Search the entries below for "JSON" and copy each matching line.

******************************

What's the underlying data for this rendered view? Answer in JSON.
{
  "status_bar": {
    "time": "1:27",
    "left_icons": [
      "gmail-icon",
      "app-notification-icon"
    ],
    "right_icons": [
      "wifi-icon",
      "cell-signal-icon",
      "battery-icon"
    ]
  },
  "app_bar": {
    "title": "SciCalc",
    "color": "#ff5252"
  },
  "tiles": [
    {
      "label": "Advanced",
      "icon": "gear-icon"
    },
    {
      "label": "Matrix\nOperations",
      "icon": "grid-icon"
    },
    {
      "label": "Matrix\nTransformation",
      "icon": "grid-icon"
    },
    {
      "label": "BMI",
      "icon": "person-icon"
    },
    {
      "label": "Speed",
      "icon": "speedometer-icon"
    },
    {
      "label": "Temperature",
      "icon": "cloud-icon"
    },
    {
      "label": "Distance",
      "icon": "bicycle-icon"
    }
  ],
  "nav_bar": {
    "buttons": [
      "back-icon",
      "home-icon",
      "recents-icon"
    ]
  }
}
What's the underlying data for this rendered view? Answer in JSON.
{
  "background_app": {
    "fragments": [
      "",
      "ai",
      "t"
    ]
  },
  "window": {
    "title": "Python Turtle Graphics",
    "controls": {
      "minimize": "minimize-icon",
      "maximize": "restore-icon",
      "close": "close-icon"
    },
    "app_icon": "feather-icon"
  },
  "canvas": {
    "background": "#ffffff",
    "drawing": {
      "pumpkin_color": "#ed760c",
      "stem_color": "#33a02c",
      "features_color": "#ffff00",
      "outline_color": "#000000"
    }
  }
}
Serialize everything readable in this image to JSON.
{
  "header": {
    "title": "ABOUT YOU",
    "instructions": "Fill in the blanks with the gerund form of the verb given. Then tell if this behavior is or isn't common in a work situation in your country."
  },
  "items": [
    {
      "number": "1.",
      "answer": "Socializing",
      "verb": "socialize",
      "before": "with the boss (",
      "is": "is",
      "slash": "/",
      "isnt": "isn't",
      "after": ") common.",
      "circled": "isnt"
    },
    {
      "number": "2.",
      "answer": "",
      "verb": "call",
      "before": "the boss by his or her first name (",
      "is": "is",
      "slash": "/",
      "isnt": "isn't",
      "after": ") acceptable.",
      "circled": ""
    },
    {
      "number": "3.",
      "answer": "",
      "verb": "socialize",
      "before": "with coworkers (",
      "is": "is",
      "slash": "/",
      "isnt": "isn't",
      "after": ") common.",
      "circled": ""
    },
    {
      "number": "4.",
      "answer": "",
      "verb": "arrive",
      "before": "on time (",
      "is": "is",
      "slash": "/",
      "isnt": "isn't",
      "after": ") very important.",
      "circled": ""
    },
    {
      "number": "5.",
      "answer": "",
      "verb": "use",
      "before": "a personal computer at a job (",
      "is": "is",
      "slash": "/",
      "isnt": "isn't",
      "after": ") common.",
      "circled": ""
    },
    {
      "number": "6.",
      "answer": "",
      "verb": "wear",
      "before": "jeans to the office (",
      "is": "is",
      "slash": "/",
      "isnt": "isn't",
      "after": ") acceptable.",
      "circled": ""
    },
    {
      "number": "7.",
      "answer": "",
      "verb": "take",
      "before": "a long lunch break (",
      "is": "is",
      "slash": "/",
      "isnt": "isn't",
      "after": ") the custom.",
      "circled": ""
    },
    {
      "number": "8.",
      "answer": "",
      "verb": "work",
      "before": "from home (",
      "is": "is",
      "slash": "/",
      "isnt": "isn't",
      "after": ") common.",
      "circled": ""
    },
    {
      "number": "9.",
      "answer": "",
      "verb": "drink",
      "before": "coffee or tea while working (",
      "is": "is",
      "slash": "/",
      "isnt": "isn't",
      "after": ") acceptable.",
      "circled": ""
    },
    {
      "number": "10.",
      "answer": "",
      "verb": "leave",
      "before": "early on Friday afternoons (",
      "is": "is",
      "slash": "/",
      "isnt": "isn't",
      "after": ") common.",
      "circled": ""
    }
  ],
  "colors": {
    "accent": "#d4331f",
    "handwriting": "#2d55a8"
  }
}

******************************

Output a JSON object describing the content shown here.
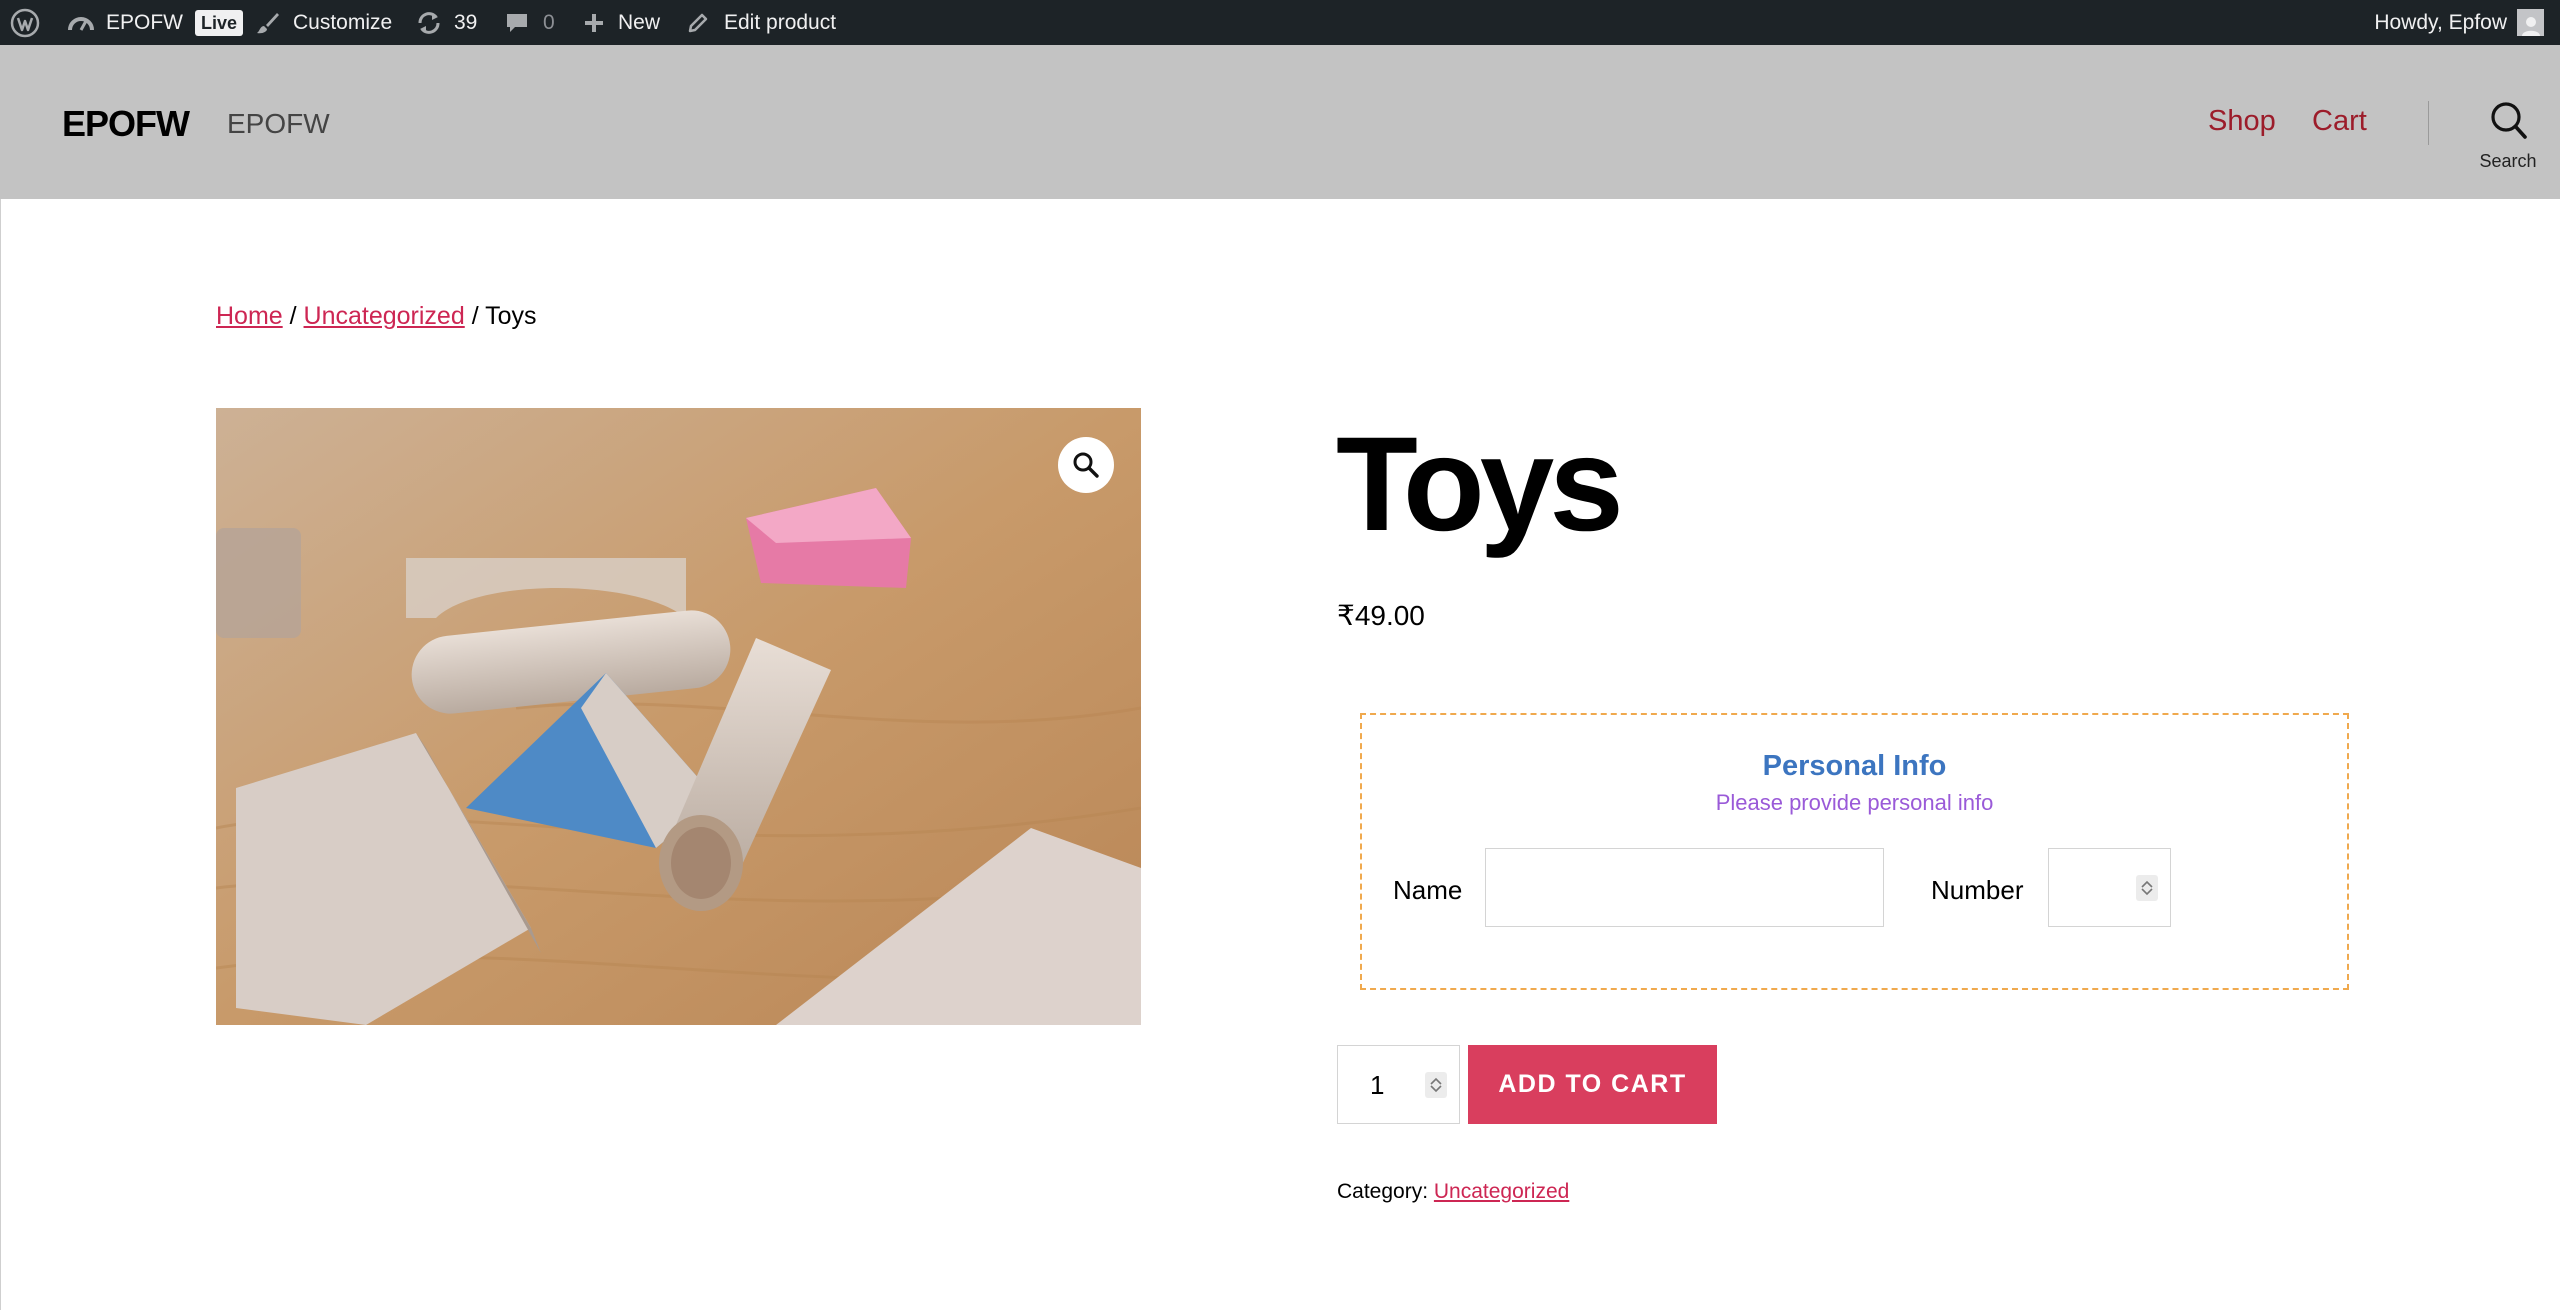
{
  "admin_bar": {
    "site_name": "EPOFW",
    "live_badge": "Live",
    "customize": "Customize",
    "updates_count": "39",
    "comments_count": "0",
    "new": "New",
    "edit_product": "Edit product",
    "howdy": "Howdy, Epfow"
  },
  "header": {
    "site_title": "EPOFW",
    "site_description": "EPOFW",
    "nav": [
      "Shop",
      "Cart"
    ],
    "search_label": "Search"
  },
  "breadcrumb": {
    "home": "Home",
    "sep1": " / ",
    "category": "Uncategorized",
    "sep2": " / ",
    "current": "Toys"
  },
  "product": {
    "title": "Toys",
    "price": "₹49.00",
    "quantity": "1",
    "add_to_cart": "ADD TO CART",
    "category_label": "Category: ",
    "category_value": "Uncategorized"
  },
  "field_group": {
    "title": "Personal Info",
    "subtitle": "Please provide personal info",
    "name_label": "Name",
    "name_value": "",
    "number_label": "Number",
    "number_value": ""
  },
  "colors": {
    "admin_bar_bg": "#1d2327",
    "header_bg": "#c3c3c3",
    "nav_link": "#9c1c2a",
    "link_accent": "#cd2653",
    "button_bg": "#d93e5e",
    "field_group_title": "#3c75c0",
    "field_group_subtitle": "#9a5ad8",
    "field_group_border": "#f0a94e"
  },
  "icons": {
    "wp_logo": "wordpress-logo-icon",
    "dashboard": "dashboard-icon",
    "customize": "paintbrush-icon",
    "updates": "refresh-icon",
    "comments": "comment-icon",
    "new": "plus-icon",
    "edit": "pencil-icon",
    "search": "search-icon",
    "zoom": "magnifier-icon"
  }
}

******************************

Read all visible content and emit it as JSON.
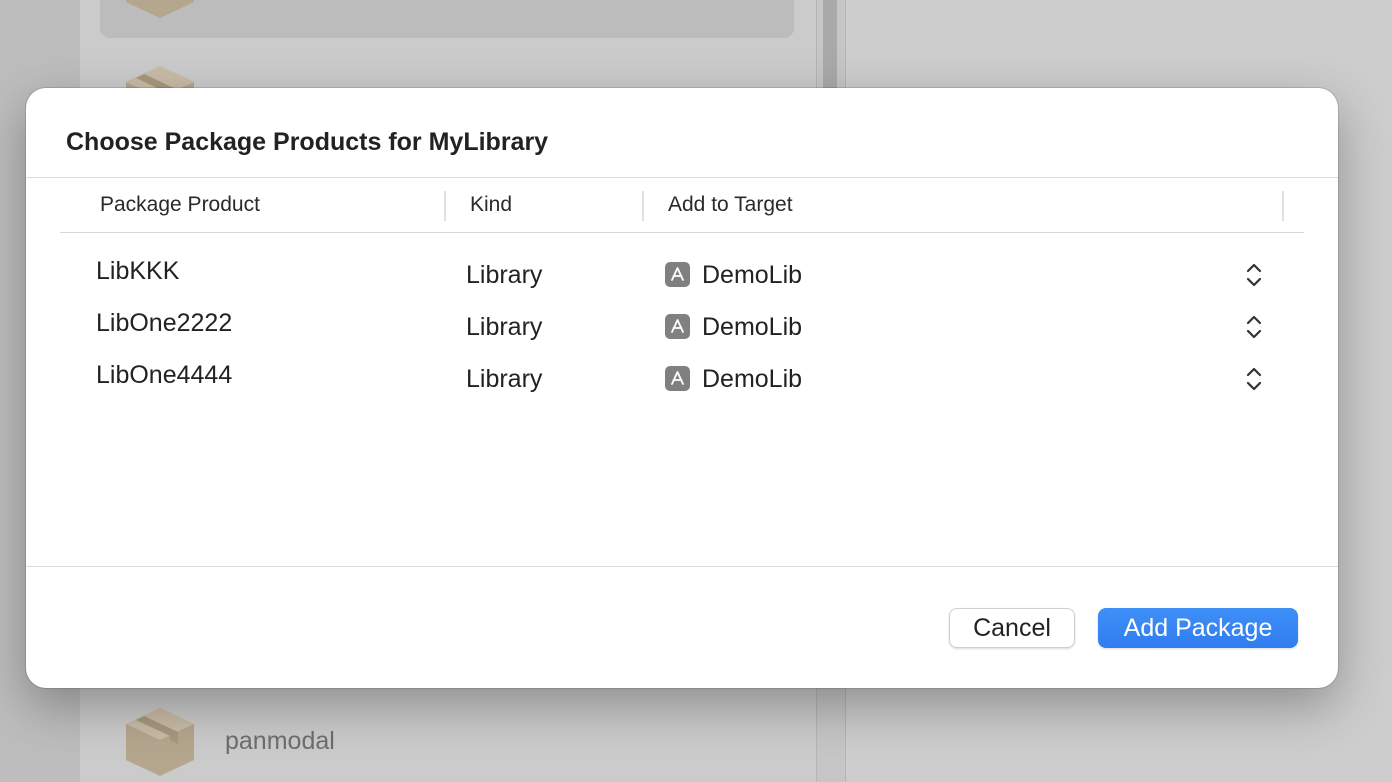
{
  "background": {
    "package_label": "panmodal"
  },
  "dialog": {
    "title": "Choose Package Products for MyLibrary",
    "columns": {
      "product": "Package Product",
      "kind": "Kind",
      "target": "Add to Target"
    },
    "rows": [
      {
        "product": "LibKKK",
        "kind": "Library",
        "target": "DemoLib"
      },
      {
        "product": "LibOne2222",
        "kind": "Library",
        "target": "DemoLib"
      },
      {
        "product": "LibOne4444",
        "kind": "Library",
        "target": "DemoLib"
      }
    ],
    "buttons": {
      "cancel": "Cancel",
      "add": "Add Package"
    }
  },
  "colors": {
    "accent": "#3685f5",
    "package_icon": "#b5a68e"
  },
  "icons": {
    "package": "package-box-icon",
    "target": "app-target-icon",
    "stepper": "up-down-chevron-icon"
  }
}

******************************

**Answer to the exercise**.
What's the underlying data for this rendered view? Answer in JSON.
What's the underlying data for this rendered view? Answer in JSON.
Serialize everything readable in this image to JSON.
Output a JSON object describing the content shown here.
Read all visible content and emit it as JSON.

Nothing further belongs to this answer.